William Pikering

William Pikering

American physicist, engineer who led the creation of the first American artificial Earth satellite.
Date of Birth: 24.12.1910
Country: USA

  1. William Pickering: American Physicist and Engineer
  2. Education and Academic Career
  3. Contributions to Astronomy
  4. Later Life and Legacy

William Pickering: American Physicist and Engineer

William Pickering was an American physicist and engineer who played a crucial role in the creation of the first American artificial satellite, known as the Explorer 1. Born on February 15, 1858, in Boston, Massachusetts, Pickering developed a deep passion for astronomy and space exploration from an early age.

Education and Academic Career

In 1879, Pickering graduated from the Massachusetts Institute of Technology (MIT) with a degree in physics. Following his graduation, he embarked on a career in academia and joined Harvard University as a professor of astronomy in 1887. He worked at the Harvard Observatory, where his brother, astronomer Edward Pickering, served as the director.

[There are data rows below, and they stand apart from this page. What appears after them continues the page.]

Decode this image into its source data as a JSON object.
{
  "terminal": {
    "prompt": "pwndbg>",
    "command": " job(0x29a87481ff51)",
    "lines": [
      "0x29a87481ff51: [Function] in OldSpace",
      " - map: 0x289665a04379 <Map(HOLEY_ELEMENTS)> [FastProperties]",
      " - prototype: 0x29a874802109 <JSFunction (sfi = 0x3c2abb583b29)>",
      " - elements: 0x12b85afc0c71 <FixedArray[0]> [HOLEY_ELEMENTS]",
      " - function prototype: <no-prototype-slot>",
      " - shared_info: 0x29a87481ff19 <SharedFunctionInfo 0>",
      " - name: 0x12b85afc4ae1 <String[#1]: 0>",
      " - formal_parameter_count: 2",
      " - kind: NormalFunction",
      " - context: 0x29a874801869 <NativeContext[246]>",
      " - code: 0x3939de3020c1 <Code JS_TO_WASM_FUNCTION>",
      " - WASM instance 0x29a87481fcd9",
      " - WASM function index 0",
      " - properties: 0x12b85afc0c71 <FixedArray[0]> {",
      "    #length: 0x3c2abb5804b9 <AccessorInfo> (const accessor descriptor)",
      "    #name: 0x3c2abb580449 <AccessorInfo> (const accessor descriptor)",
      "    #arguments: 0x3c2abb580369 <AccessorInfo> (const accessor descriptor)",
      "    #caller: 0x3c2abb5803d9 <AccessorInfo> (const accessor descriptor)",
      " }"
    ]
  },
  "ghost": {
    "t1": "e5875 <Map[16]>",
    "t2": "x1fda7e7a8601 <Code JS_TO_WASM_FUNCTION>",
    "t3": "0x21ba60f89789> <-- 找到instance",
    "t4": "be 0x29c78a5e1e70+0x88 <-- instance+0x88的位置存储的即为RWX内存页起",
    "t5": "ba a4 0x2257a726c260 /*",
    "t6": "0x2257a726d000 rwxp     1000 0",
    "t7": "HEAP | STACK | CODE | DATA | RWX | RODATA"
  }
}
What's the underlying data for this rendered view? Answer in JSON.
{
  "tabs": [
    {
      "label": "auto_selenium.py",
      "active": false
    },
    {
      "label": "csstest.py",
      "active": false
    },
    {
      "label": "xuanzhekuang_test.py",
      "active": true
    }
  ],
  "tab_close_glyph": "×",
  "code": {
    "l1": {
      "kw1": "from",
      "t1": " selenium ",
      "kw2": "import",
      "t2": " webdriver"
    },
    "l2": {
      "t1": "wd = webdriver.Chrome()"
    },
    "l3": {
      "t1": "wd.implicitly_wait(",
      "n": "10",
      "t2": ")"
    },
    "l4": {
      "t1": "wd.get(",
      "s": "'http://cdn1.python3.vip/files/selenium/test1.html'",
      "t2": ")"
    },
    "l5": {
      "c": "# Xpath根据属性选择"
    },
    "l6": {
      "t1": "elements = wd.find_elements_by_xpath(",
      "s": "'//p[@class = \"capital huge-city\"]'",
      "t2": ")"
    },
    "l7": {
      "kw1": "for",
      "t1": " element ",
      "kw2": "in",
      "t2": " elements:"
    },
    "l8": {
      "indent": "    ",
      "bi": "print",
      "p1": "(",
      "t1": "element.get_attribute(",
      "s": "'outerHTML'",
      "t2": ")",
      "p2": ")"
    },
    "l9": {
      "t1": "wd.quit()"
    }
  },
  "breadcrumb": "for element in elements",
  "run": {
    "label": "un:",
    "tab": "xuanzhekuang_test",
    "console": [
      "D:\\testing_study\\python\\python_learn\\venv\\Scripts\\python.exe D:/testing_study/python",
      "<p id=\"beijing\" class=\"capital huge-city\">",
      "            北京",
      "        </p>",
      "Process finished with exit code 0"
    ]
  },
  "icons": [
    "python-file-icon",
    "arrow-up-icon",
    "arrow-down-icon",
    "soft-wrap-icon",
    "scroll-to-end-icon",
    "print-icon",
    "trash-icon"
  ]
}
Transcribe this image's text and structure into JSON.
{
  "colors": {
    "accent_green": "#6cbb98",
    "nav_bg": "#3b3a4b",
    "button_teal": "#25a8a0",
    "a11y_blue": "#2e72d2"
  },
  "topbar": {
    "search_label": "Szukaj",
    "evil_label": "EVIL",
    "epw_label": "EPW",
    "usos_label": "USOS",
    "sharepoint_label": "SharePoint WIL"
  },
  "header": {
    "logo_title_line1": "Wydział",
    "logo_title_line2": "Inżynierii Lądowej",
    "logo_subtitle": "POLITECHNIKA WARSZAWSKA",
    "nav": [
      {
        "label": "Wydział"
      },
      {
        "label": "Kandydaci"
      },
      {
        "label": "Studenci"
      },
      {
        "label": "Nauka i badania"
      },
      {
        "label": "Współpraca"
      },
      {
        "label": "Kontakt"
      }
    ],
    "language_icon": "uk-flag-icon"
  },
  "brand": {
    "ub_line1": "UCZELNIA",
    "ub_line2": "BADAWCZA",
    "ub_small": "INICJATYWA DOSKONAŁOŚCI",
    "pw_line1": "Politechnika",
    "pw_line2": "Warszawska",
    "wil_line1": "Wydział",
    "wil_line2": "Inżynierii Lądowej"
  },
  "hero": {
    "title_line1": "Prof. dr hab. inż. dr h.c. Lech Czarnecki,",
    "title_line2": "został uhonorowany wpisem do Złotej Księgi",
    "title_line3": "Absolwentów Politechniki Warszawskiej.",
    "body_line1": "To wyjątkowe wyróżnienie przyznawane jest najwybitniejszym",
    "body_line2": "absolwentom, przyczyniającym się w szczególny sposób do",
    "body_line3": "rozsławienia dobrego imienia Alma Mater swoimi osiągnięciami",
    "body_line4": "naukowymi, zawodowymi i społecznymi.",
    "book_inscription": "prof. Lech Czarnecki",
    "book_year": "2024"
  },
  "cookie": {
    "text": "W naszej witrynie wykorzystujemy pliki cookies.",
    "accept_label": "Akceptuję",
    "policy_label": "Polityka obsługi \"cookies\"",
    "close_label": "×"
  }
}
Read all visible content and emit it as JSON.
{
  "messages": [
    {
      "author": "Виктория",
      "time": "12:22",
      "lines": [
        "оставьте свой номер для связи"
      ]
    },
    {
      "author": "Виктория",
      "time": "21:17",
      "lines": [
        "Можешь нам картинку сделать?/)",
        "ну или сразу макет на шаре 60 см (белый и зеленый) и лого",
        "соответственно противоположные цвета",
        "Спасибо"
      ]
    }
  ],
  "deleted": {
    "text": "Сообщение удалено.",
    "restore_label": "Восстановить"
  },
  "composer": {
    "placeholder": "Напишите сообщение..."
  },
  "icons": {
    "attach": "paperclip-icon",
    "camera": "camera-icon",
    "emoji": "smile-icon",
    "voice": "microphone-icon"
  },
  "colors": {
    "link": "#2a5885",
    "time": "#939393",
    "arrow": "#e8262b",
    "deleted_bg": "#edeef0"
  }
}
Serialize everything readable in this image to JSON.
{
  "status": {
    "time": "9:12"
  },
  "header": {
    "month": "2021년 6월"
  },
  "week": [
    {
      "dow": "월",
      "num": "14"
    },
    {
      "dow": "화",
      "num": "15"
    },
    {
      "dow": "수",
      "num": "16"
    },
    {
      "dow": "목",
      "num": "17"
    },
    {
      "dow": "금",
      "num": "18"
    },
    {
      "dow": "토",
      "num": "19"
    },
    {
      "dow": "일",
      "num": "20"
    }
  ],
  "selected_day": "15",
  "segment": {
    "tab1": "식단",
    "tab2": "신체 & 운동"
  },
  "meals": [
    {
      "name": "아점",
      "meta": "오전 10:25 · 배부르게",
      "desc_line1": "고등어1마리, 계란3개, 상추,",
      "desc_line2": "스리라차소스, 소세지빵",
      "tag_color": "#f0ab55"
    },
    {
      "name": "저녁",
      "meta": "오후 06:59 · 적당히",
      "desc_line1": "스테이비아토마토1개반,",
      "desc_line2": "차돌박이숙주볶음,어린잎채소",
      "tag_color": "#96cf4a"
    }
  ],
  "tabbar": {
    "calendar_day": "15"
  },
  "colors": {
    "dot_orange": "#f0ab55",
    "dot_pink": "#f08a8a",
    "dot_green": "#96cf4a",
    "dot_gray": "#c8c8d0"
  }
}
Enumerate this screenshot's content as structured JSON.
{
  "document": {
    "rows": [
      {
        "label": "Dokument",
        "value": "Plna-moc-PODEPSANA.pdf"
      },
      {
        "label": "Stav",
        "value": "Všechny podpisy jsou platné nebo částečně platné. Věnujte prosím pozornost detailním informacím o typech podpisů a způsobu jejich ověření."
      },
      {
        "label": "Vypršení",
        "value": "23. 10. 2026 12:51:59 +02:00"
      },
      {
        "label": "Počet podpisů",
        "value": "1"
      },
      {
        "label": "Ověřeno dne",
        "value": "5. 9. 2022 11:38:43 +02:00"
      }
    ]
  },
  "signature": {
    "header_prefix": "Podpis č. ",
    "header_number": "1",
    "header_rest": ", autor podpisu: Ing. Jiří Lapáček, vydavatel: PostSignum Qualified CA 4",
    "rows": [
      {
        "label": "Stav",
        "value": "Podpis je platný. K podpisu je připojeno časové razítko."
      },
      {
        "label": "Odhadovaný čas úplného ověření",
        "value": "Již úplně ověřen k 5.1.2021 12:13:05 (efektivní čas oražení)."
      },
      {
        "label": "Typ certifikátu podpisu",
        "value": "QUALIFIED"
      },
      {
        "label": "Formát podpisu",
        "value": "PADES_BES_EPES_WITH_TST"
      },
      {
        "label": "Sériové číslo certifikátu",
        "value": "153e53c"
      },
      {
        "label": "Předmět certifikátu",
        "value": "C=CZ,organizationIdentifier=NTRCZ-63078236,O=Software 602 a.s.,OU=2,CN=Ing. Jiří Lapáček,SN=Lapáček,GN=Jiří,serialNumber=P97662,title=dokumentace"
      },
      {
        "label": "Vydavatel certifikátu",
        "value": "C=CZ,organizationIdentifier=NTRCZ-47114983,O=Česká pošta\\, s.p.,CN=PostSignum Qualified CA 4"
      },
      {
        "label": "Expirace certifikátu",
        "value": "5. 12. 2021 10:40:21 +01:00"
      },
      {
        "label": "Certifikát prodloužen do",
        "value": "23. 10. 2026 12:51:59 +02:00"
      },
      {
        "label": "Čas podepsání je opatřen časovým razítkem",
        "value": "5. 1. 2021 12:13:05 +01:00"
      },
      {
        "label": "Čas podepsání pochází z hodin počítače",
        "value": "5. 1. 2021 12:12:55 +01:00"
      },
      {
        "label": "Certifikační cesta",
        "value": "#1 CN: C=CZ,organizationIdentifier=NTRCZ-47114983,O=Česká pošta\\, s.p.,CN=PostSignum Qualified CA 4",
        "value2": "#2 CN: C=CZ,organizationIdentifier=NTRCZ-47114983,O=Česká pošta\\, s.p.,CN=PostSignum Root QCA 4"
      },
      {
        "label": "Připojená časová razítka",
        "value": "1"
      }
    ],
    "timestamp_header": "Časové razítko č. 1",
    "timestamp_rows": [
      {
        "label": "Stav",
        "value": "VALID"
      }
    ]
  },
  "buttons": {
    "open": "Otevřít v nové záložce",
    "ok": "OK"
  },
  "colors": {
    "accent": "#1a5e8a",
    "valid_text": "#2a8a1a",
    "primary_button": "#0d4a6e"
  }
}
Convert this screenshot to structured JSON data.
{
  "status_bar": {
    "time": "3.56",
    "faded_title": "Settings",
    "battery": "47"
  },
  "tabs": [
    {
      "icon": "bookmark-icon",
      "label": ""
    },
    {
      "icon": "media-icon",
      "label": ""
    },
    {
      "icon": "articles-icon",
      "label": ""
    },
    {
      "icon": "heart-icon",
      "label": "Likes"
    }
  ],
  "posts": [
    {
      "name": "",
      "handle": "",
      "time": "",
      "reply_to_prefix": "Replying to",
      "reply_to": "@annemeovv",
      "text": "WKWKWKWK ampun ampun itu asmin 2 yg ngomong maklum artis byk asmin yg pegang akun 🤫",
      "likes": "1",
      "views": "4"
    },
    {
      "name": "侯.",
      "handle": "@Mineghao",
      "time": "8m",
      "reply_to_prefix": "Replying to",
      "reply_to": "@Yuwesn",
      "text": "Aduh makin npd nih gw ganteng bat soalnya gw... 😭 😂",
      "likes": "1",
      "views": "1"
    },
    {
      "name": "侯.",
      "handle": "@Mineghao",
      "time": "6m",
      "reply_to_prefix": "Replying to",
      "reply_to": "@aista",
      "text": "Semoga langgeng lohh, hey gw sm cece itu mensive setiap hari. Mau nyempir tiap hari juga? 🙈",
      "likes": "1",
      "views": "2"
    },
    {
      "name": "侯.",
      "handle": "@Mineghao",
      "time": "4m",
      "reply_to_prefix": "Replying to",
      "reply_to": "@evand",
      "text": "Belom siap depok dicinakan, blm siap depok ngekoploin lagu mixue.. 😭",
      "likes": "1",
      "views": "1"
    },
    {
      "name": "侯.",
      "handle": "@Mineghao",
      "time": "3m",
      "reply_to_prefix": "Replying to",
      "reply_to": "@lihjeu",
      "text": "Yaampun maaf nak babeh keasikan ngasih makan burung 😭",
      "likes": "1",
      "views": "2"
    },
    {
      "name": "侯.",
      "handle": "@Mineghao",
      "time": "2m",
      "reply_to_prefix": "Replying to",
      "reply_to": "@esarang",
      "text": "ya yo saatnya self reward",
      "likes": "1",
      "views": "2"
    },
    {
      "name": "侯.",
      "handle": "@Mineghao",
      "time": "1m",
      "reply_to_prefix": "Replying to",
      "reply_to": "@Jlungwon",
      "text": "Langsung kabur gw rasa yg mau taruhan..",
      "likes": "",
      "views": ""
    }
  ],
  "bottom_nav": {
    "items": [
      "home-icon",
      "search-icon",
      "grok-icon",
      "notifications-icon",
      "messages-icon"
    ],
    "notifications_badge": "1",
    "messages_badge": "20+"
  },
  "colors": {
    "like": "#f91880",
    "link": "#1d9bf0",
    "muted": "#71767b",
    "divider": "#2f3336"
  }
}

During his tenure at Harvard, Pickering focused on the visual and photographic study of planets and other celestial bodies within the Solar System. He was particularly fascinated with Mars, conducting extensive observations that disproved the theory that the planet's dark areas were vast seas. Additionally, Pickering conducted prolonged observations of the Moon's surface, confirming the existence of landscape changes noted by other astronomers. His findings were documented in his work "The Moon" published in 1903.

Contributions to Astronomy

Pickering's contributions to the field of astronomy extended beyond the study of planets and the Moon. He discovered the ninth moon of Saturn, named Phoebe, and determined that it moved in a retrograde direction compared to other moons. Moreover, Pickering proposed the use of a rotating mirror method for measuring the speed of meteors.

Similar to Percival Lowell, Pickering was a proponent of the existence of a trans-Neptunian planet. In 1907, he published calculated data on the hypothetical planet's position. Pickering's calculations were eventually proven correct when Pluto was discovered in 1930 at the Lowell Observatory. It was later discovered that Pickering's image of Pluto had been captured in photographs taken as early as 1919, although the planet's faintness prevented its recognition at the time.

Additionally, Pickering played a crucial role in organizing observation stations worldwide. These stations were established by the Harvard Observatory in various locations, including Southern California, Peru, South Africa, and Jamaica. Furthermore, he oversaw the installation of a telescope at the Lowell Observatory near Flagstaff, Arizona.

Later Life and Legacy

Pickering retired from Harvard University in 1924 but continued his astronomical observations from Jamaica. His dedication and contributions to the field of astronomy earned him numerous accolades and honors throughout his career.

William Pickering passed away on January 17, 1938, leaving behind a lasting legacy in the field of astronomy. His groundbreaking research and discoveries continue to inspire future generations of scientists and space explorers, shaping our understanding of the universe.